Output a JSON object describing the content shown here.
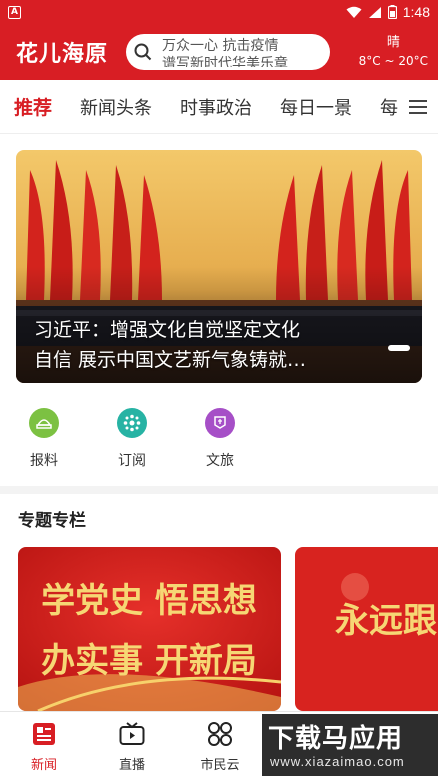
{
  "status_bar": {
    "app_badge": "A",
    "time": "1:48"
  },
  "header": {
    "logo": "花儿海原",
    "search_line1": "万众一心 抗击疫情",
    "search_line2": "谱写新时代华美乐章",
    "weather_condition": "晴",
    "weather_temp": "8°C ~ 20°C",
    "brand_color": "#d81e24"
  },
  "tabs": [
    {
      "label": "推荐",
      "active": true
    },
    {
      "label": "新闻头条",
      "active": false
    },
    {
      "label": "时事政治",
      "active": false
    },
    {
      "label": "每日一景",
      "active": false
    },
    {
      "label": "每",
      "active": false
    }
  ],
  "banner": {
    "caption_line1": "习近平：增强文化自觉坚定文化",
    "caption_line2": "自信 展示中国文艺新气象铸就…"
  },
  "quick_links": [
    {
      "label": "报料",
      "icon": "report-icon",
      "color": "#7cc142"
    },
    {
      "label": "订阅",
      "icon": "subscribe-icon",
      "color": "#27b3a4"
    },
    {
      "label": "文旅",
      "icon": "culture-travel-icon",
      "color": "#a64fc7"
    }
  ],
  "section": {
    "title": "专题专栏"
  },
  "topics": [
    {
      "text_line1": "学党史 悟思想",
      "text_line2": "办实事 开新局"
    },
    {
      "text_line1": "永远跟"
    }
  ],
  "bottom_nav": [
    {
      "label": "新闻",
      "icon": "news-icon",
      "active": true
    },
    {
      "label": "直播",
      "icon": "tv-icon",
      "active": false
    },
    {
      "label": "市民云",
      "icon": "cloud-grid-icon",
      "active": false
    }
  ],
  "watermark": {
    "main": "下载马应用",
    "sub": "www.xiazaimao.com"
  }
}
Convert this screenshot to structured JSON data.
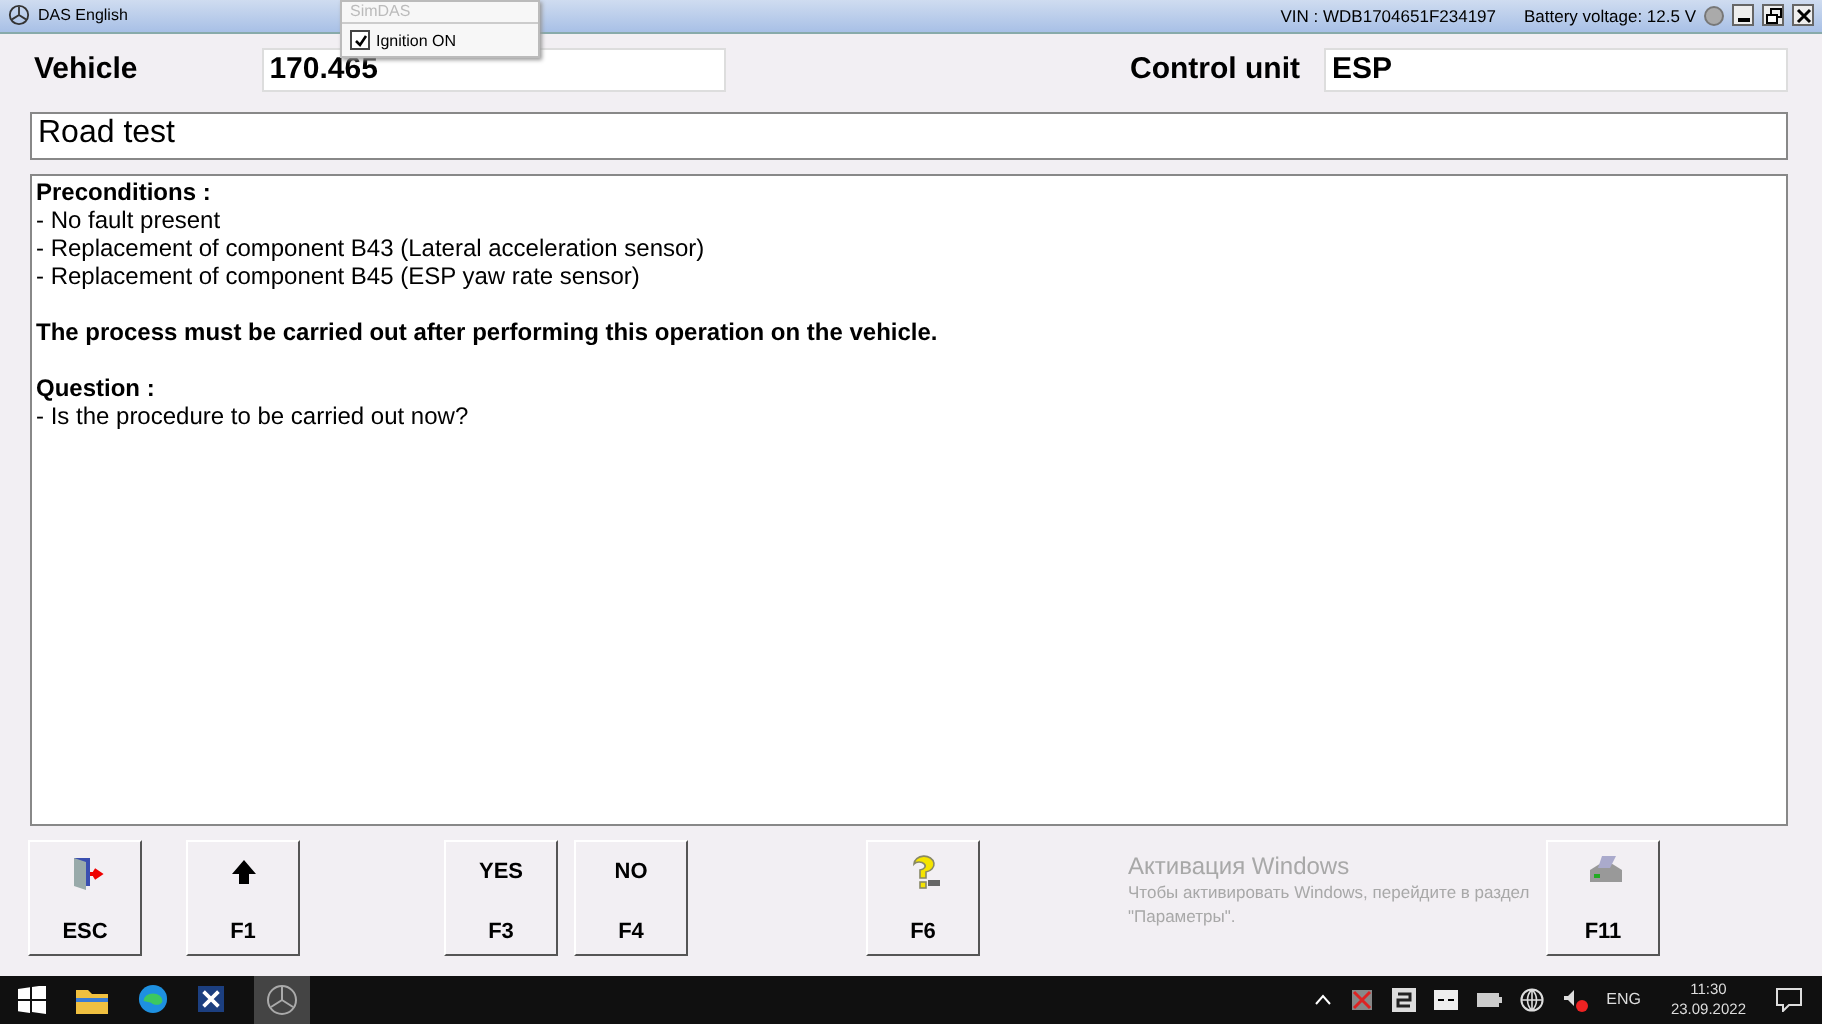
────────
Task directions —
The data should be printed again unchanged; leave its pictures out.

Output of the task —
Output a JSON object describing the content shown here.
{
  "status_bar": {
    "app_badge": "A",
    "time": "1:48"
  },
  "header": {
    "logo": "花儿海原",
    "search_line1": "万众一心 抗击疫情",
    "search_line2": "谱写新时代华美乐章",
    "weather_condition": "晴",
    "weather_temp": "8°C ~ 20°C",
    "brand_color": "#d81e24"
  },
  "tabs": [
    {
      "label": "推荐",
      "active": true
    },
    {
      "label": "新闻头条",
      "active": false
    },
    {
      "label": "时事政治",
      "active": false
    },
    {
      "label": "每日一景",
      "active": false
    },
    {
      "label": "每",
      "active": false
    }
  ],
  "banner": {
    "caption_line1": "习近平：增强文化自觉坚定文化",
    "caption_line2": "自信 展示中国文艺新气象铸就…"
  },
  "quick_links": [
    {
      "label": "报料",
      "icon": "report-icon",
      "color": "#7cc142"
    },
    {
      "label": "订阅",
      "icon": "subscribe-icon",
      "color": "#27b3a4"
    },
    {
      "label": "文旅",
      "icon": "culture-travel-icon",
      "color": "#a64fc7"
    }
  ],
  "section": {
    "title": "专题专栏"
  },
  "topics": [
    {
      "text_line1": "学党史 悟思想",
      "text_line2": "办实事 开新局"
    },
    {
      "text_line1": "永远跟"
    }
  ],
  "bottom_nav": [
    {
      "label": "新闻",
      "icon": "news-icon",
      "active": true
    },
    {
      "label": "直播",
      "icon": "tv-icon",
      "active": false
    },
    {
      "label": "市民云",
      "icon": "cloud-grid-icon",
      "active": false
    }
  ],
  "watermark": {
    "main": "下载马应用",
    "sub": "www.xiazaimao.com"
  }
}
Convert this screenshot to structured JSON data.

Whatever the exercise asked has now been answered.